This year, Independence Day is the cue for national reckoning as well as national pride. US president Joe Biden set July 4 as the date by which 70 per cent of American adults should have a dose of Covid-19 vaccine. Official numbers suggest he will miss the mark by three or four percentage points. The winter surge in take-up has become a summer trickle.
Despair is misplaced. The US has not just outperformed most countries in the world. It has also defied the surveys in which half of its adults said they would avoid a jab. In a sense, vaccination is the ultimate audit of a country’s civic fabric: it tests citizens’ trust in authority, and consideration for each other. Given the bleak lens through which America has been analysed in recent years, this success should not be glossed over as a given.
More pressing, now, is the question of how to finish the job. The least-vaccinated states, such as Mississippi and Wyoming, are Republican-voting. The anti-elite dogma of the US right has a mortal cost. There is a limit to how much Biden or any Democrat can do here. Republicans themselves must bang the drum for vaccination. The burden falls not just on elected officials but the vastly influential ecosystem of conservative media. Israel and Britain vaccinated quickly while led by populists of a sort. US Republicans should take the cue from their ideological sister movements.
A more surprising group of refuseniks are the young. Among over-30s, Biden’s target has been met. If those below that age are holding out, it is through qualms about side effects and the natural insouciance of youth. Here, a tonal shift is due. So far, public-health campaigns have framed vaccination as a matter of what Biden calls “life and death”. The next phase calls for a subtler message. It should stress the grimness of “long Covid” (many of whose victims are young), the vulnerability of older relatives and the need for normal life to resume. No group has suffered more from the restrictions than those who would in normal times be savouring campus life, nightclubs or their first career progress. France’s acclaimed public health video on that theme is a model to emulate.
In the end, though, tangible incentives must join exhortation as part of the answer. Gifts of cash and kind — including mobile phone credits — have been tried in various places. The trickier move is to make access to travel, retail and other normalities of life ever more conditional on vaccination. The policy dilemmas here are daunting. Too crude an approach can sow rancour between citizens. Even organising proof of vaccination is difficult in a highly decentralised health system. Still, if the first wave of vaccinated people were motivated by fear of illness, the next group will probably need a positive temptation.
Last July 4, it wasn’t clear when or if there would be a vaccine. When the pharmaceutical companies delivered, it was anyone’s guess how many Americans would raise their sleeves for the shot. A vaccination rate of about 67 per cent of adults has to be seen in that context.

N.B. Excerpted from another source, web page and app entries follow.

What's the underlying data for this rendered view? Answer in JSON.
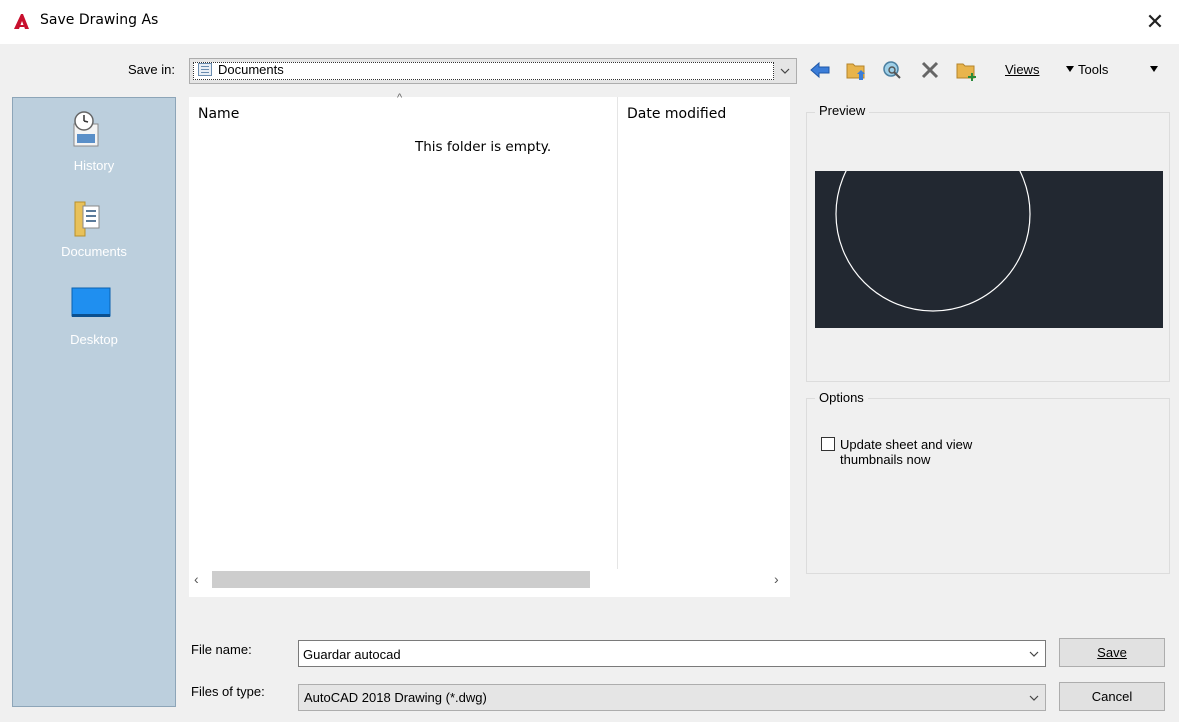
{
  "window": {
    "title": "Save Drawing As",
    "close_glyph": "✕",
    "app_icon": "autocad-logo-icon",
    "accent": "#c8102e"
  },
  "toolbar": {
    "save_in_label": "Save in:",
    "save_in_value": "Documents",
    "views_label": "Views",
    "tools_label": "Tools"
  },
  "places": [
    {
      "label": "History",
      "icon": "history-icon"
    },
    {
      "label": "Documents",
      "icon": "documents-folder-icon"
    },
    {
      "label": "Desktop",
      "icon": "desktop-icon"
    }
  ],
  "filelist": {
    "columns": [
      "Name",
      "Date modified"
    ],
    "empty_message": "This folder is empty.",
    "sort_glyph": "^"
  },
  "preview": {
    "title": "Preview",
    "canvas_color": "#222831"
  },
  "options": {
    "title": "Options",
    "update_thumbnails_line1": "Update sheet and view",
    "update_thumbnails_line2": "thumbnails now",
    "update_thumbnails_checked": false
  },
  "footer": {
    "file_name_label": "File name:",
    "file_name_value": "Guardar autocad",
    "file_type_label": "Files of type:",
    "file_type_value": "AutoCAD 2018 Drawing (*.dwg)",
    "save_label": "Save",
    "cancel_label": "Cancel"
  }
}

One lesson of this (relative) success is that leadership matters. Without access to a parallel universe, it is impossible to know the fate of vaccination under a second term of Donald Trump. In fact, it induces a shiver to even guess. But a president who scorned experts and cared little for governmental competence did not augur well. Biden is rating reasonably well as president, thanks in part to his fiscal largesse and diplomatic moves, but mostly because of his work on vaccination. His legacy, and America’s immediate future, hinges on its completion.